Some years ago, I was privileged to attend a talk by former space shuttle astronaut, Dave Hilmers. I had to admire a man who retired from NASA in his fifties, went to medical school and embarked on a new career in global health, but of course it was the description of his shuttle flights that inspired my fictional imagination. He gave a powerful sense of what it was like to strap himself on top of the semi-controlled explosion that happens when a solid fuel booster is lit.
The image stayed with me for some time, but I had no story to use it in. I was painfully aware that the sort of people likely to read a story involving space shuttles were the sort of people who would read stories by authors like Stephen Baxter and Greg Benford, whose sweeping knowledge of the reality of spaceflight informs their fiction. Anything I could write would look like a pale imitation.
Not for the first time, I found the idea I needed in New Scientist. Specifically in an article on how science and engineering might have progressed in Nazi Germany if it hadn’t come to an abrupt halt in 1945. Werner von Braun famously said of the first V2 strike on London that the rocket worked perfectly but landed on the wrong planet. Had it not been for certain disastrous decisions about the conduct of the Second World War, Germany could have become a global superpower in the second half of the 20th century. The human cost would have been immense, and von Braun would have followed his dream of spaceflight in his native country rather than the USA.

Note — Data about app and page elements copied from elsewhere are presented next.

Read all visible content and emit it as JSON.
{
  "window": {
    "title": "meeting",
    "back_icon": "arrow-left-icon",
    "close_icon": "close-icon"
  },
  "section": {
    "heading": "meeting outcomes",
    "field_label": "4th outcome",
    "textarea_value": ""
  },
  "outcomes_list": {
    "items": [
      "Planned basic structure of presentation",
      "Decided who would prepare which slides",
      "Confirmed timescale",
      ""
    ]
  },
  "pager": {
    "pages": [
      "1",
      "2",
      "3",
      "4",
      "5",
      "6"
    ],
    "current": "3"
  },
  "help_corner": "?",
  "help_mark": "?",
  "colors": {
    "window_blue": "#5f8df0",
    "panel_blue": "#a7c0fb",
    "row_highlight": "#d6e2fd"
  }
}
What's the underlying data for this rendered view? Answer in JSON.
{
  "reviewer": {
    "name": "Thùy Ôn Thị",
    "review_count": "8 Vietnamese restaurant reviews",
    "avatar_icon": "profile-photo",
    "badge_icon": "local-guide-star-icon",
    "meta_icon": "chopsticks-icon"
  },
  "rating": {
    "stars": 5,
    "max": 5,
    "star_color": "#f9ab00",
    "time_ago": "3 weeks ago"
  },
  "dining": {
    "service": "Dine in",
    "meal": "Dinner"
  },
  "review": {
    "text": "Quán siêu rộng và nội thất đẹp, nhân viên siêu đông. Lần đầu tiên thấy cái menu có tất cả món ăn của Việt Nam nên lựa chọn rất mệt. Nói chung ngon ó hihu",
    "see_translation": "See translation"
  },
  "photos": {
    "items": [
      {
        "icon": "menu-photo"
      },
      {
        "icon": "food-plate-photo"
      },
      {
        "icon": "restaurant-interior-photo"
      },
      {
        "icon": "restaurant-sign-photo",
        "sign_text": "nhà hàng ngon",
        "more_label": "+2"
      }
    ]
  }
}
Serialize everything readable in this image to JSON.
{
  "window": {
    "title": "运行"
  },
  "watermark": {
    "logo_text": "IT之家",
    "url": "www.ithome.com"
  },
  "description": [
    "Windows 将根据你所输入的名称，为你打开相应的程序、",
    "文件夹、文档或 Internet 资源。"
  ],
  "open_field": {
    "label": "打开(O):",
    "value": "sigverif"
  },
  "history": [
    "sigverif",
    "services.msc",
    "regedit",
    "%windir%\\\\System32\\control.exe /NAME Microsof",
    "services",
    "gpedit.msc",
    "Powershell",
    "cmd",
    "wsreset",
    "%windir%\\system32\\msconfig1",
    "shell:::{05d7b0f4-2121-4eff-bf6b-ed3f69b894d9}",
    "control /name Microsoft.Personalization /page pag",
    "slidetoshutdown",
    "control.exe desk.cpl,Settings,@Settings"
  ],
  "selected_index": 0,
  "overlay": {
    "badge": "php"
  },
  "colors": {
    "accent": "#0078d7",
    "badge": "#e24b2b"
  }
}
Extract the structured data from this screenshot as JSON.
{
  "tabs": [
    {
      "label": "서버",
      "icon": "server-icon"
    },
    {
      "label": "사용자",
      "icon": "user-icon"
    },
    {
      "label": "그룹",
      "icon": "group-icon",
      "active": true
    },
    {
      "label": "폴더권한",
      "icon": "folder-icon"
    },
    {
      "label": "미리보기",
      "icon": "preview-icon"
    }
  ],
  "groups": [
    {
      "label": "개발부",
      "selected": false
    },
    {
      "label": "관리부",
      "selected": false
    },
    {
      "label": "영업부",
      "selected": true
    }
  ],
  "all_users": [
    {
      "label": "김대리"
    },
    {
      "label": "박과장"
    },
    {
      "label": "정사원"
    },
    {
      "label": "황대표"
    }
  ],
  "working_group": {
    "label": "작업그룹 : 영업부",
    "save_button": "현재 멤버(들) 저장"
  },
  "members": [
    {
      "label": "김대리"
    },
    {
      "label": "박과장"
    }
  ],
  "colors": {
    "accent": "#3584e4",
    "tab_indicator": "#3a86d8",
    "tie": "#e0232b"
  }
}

As I developed the story, I realised how naive I’d been in not noticing that the problems of taking on one of the most frequently used alternate histories were very similar to the problems of trespassing in the domain of well-documented spaceflight. Instead of following Baxter and Benford, I was following in the well-trodden footsteps of Philip K Dick’s The Man in the High Castle and Robert Harris’s Fatherland. By the time I woke up to my hubris, I had gone so far I felt I may as well finish.
As the echoes of the humanitarian disaster that was Nazi Germany are still far from silent, I could only really tell the story through the viewpoint of someone opposed to the regime. I still wanted to incorporate my original idea of describing spaceflight. How could I have a dissident, but who would be considered to have the right stuff by the relevant authorities? The obvious answer was that he would be a spy. Once I realised I was writing about espionage, everything else fell into place.
Looking back, I hope that if I wrote the story today, I’d find a less cumbersome way of handling the divergence between the alternate timeline I invented and real history. Apart from that, I’m still reasonably happy with the story, though I don’t think I’ll return to that world.
Under the Hooked Cross was first published by Lillibridge Press, April 2010. It is now available as a Kindle edition.
Cover by Manda Benson.